This is the immersion blender I use and love. It comes with a blender attachment, a whisk attachment, and a carafe. So handy for making whipped cream. And essential for homemade mayo, or dump ranch dressing!

Here’s a cheaper version. Just a blender, no whisk or carafe.

Here’s the candy mold I use for fat bombs. (This is not what’s shown in the picture.)

Please note: These are Amazon affiliate links; if you buy something through them, I will get a li’l something from Amazon, with no additional cost to you. 🙂

blueberry cheesecake fat bombs

Who should limit carbs, and why?

sndbite-why-limit-carbs

Now that you know what carbs are to your body, and what carbs are on your plate, this will help you understand how they matter to your health, and whether or not you might benefit from limiting your intake. (Oh, and by the way: sugar is a carb!)

(4.75 minutes)

Related things you may find helpful:

Small steps to big change: 10 simple diet hacks to cut down sugar and carbs (ebook you get free when you subscribe to my newsletter)

Recipes – scroll down to find “SUGAR FREE TREATS”

How to make zoodles – grain-free, fast-and-easy zucchini noodles

A low-carb substitute for mashed potatoes

click to go to soundbites index

 

Which foods are carbs?

Question; Which foods are carbs

If you’re confused as to which foods are carbs and which ones aren’t, this should help clear things up.

Related things you may find helpful:

How to make zoodles – grain-free, fast-and-easy zucchini noodles

A low-carb substitute for mashed potatoes

Small steps to big change: 10 simple diet hacks to cut down sugar and carbs (ebook you get free when you subscribe to my newsletter)

Recipes – scroll down to find “SUGAR FREE TREATS”

click to go to soundbites index

Real food vs man made (or ultra-processed) food

real food vs man-made food (aka, ultra-processed food)

What do I mean when I talk about “real food” vs “man made food”? And why real food matters.

 

(5 minutes)

 

Other things you may find helpful:

A list of real foods, gray-area foods, and foods to avoid (downloadable 1-page pdf)

Organic, etc. – What U.S. food labeling terms mean

Making real food a part of your real life – how to make it work: an e-book that captures my most important tips for making real food work for you

The miraculous factory: you! – This topic in more detail.

click to go to soundbites index

 

It’s not healthy to give up a whole food group! (Is it?)

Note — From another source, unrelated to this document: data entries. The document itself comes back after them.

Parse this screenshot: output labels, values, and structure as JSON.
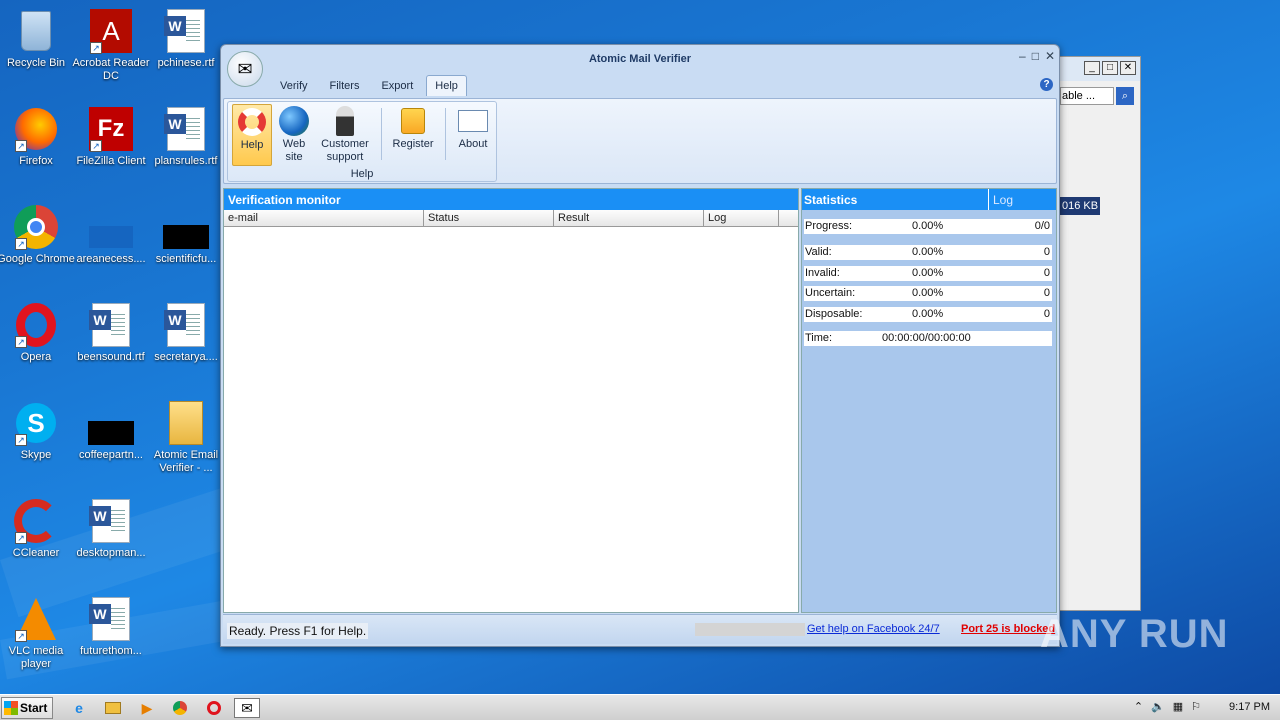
{
  "desktop": {
    "icons": [
      {
        "label": "Recycle Bin",
        "glyph": "🗑"
      },
      {
        "label": "Acrobat Reader DC",
        "glyph": "A"
      },
      {
        "label": "pchinese.rtf",
        "glyph": "W"
      },
      {
        "label": "Firefox",
        "glyph": "🦊"
      },
      {
        "label": "FileZilla Client",
        "glyph": "Fz"
      },
      {
        "label": "plansrules.rtf",
        "glyph": "W"
      },
      {
        "label": "Google Chrome",
        "glyph": "◉"
      },
      {
        "label": "areanecess....",
        "glyph": ""
      },
      {
        "label": "scientificfu...",
        "glyph": ""
      },
      {
        "label": "Opera",
        "glyph": "O"
      },
      {
        "label": "beensound.rtf",
        "glyph": "W"
      },
      {
        "label": "secretarya....",
        "glyph": "W"
      },
      {
        "label": "Skype",
        "glyph": "S"
      },
      {
        "label": "coffeepartn...",
        "glyph": ""
      },
      {
        "label": "Atomic Email Verifier - ...",
        "glyph": "📁"
      },
      {
        "label": "CCleaner",
        "glyph": "C"
      },
      {
        "label": "desktopman...",
        "glyph": "W"
      },
      {
        "label": "VLC media player",
        "glyph": "▲"
      },
      {
        "label": "futurethom...",
        "glyph": "W"
      }
    ]
  },
  "bgwindow": {
    "search_text": "able ...",
    "size_text": "016 KB"
  },
  "window": {
    "title": "Atomic Mail Verifier",
    "tabs": [
      "Verify",
      "Filters",
      "Export",
      "Help"
    ],
    "ribbon": {
      "group_label": "Help",
      "buttons": {
        "help": "Help",
        "website": "Web site",
        "support": "Customer support",
        "register": "Register",
        "about": "About"
      }
    },
    "monitor": {
      "title": "Verification monitor",
      "columns": [
        "e-mail",
        "Status",
        "Result",
        "Log"
      ]
    },
    "stats": {
      "title": "Statistics",
      "log_tab": "Log",
      "progress": {
        "label": "Progress:",
        "pct": "0.00%",
        "count": "0/0"
      },
      "valid": {
        "label": "Valid:",
        "pct": "0.00%",
        "count": "0"
      },
      "invalid": {
        "label": "Invalid:",
        "pct": "0.00%",
        "count": "0"
      },
      "uncertain": {
        "label": "Uncertain:",
        "pct": "0.00%",
        "count": "0"
      },
      "disposable": {
        "label": "Disposable:",
        "pct": "0.00%",
        "count": "0"
      },
      "time": {
        "label": "Time:",
        "value": "00:00:00/00:00:00"
      }
    },
    "statusbar": {
      "text": "Ready. Press F1 for Help.",
      "facebook_link": "Get help on Facebook 24/7",
      "port_warning": "Port 25 is blocked"
    }
  },
  "taskbar": {
    "start_label": "Start",
    "clock": "9:17 PM"
  },
  "watermark": "ANY RUN"
}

You shouldn't give up a whole food group

When you start talking about elimination diets, a common objection is that it’s not healthy to give up a whole food group. But have you ever stopped to think: What defines a “food group”? Click to listen…

Other things you may find helpful:

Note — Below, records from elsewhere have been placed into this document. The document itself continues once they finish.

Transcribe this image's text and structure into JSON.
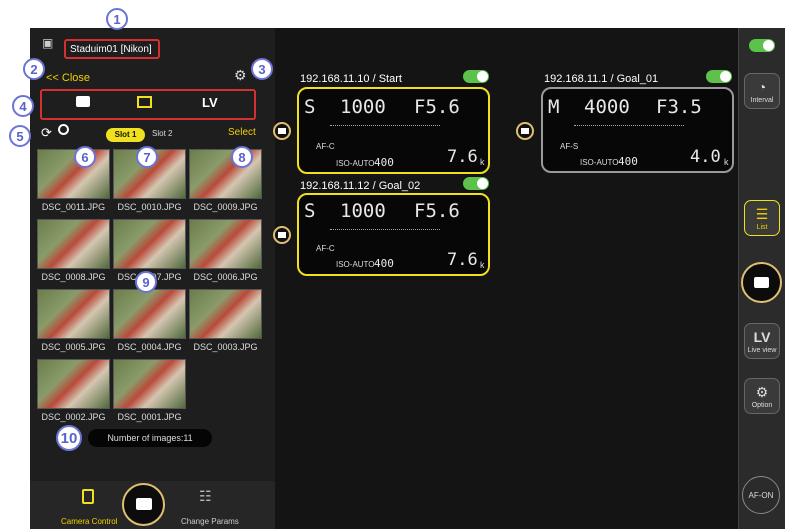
{
  "badges": [
    "1",
    "2",
    "3",
    "4",
    "5",
    "6",
    "7",
    "8",
    "9",
    "10"
  ],
  "header": {
    "title": "Staduim01 [Nikon]",
    "close": "<< Close",
    "mode_tabs": [
      "LV"
    ]
  },
  "slots": {
    "slot1": "Slot 1",
    "slot2": "Slot 2",
    "select": "Select"
  },
  "images": [
    "DSC_0011.JPG",
    "DSC_0010.JPG",
    "DSC_0009.JPG",
    "DSC_0008.JPG",
    "DSC_0007.JPG",
    "DSC_0006.JPG",
    "DSC_0005.JPG",
    "DSC_0004.JPG",
    "DSC_0003.JPG",
    "DSC_0002.JPG",
    "DSC_0001.JPG"
  ],
  "count_text": "Number of images:11",
  "bottom": {
    "camera_control": "Camera Control",
    "change_params": "Change Params"
  },
  "cameras": [
    {
      "title": "192.168.11.10 / Start",
      "mode": "S",
      "shutter": "1000",
      "aperture": "F5.6",
      "af": "AF-C",
      "iso": "ISO-AUTO",
      "iso_val": "400",
      "remaining": "7.6",
      "unit": "k"
    },
    {
      "title": "192.168.11.12 / Goal_02",
      "mode": "S",
      "shutter": "1000",
      "aperture": "F5.6",
      "af": "AF-C",
      "iso": "ISO-AUTO",
      "iso_val": "400",
      "remaining": "7.6",
      "unit": "k"
    },
    {
      "title": "192.168.11.1 / Goal_01",
      "mode": "M",
      "shutter": "4000",
      "aperture": "F3.5",
      "af": "AF-S",
      "iso": "ISO-AUTO",
      "iso_val": "400",
      "remaining": "4.0",
      "unit": "k"
    }
  ],
  "sidebar": {
    "interval": "Interval",
    "list": "List",
    "lv": "LV",
    "live_view": "Live view",
    "option": "Option",
    "af_on": "AF-ON"
  },
  "colors": {
    "accent": "#f0e020",
    "toggle": "#5cc24a",
    "badge": "#5a63c8"
  }
}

4 things you need to UNlearn about nutrition

What are carbs, fat, and protein? (the scientific perspective)

Separating diet fact from fiction (all my posts on nutrition)

Why some foods are more addictive

click to go to soundbites index